EXERCISE: Answer with nothing but the number of lines in the listing below that contain "JSON".

─── DATA FOR THIS EXERCISE ───

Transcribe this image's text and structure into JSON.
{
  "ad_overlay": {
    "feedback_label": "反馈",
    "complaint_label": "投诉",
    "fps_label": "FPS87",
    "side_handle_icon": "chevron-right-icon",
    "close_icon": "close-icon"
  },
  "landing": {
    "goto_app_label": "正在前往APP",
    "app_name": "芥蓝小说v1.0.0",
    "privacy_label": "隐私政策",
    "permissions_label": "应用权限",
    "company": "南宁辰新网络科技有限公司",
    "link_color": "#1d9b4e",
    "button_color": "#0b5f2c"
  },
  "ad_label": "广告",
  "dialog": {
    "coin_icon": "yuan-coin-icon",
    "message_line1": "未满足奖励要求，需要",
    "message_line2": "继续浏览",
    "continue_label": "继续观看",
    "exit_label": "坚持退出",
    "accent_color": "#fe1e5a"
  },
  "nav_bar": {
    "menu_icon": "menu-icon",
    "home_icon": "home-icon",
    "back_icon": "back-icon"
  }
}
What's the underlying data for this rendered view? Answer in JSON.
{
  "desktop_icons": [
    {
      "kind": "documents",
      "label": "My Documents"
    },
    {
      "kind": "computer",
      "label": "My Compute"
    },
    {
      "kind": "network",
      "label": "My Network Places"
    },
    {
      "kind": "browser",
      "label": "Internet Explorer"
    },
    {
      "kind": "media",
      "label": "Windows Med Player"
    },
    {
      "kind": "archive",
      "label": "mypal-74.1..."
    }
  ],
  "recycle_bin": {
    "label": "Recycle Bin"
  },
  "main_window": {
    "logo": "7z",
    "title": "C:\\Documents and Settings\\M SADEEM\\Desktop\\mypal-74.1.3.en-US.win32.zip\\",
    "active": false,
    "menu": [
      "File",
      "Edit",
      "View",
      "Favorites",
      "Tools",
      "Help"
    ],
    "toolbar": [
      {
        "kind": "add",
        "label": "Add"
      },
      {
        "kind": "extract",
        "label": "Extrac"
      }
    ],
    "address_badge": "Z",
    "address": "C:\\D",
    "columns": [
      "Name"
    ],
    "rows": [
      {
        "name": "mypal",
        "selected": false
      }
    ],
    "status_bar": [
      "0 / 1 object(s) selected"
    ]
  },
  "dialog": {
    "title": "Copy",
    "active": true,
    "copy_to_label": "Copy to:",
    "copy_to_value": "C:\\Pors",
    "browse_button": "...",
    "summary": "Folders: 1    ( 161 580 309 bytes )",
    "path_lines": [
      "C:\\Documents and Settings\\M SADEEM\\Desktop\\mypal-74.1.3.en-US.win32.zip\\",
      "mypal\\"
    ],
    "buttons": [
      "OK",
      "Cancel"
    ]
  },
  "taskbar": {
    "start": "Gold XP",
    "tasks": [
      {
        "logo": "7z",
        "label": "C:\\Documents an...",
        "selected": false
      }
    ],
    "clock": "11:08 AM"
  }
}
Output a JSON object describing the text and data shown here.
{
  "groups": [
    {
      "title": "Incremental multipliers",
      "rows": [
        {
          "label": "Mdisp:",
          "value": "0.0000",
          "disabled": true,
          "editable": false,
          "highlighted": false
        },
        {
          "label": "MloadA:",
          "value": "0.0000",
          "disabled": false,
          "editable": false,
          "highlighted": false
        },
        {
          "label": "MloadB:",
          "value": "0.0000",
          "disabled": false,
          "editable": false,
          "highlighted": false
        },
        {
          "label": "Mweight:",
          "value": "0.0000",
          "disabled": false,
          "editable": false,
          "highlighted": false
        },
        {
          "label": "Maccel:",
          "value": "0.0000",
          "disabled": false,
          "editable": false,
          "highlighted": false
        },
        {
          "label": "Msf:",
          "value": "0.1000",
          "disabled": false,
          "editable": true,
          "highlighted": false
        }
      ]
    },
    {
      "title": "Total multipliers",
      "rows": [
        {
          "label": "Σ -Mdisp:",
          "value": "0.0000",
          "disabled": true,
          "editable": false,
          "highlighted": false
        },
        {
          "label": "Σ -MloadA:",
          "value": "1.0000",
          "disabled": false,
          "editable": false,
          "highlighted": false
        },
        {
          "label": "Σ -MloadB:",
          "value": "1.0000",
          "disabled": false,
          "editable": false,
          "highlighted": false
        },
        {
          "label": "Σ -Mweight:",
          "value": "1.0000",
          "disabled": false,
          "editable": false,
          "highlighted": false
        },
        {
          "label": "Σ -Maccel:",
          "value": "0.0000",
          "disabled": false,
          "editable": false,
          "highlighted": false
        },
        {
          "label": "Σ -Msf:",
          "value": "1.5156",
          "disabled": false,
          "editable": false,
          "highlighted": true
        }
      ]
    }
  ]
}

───

RESULT OF THE EXERCISE: 3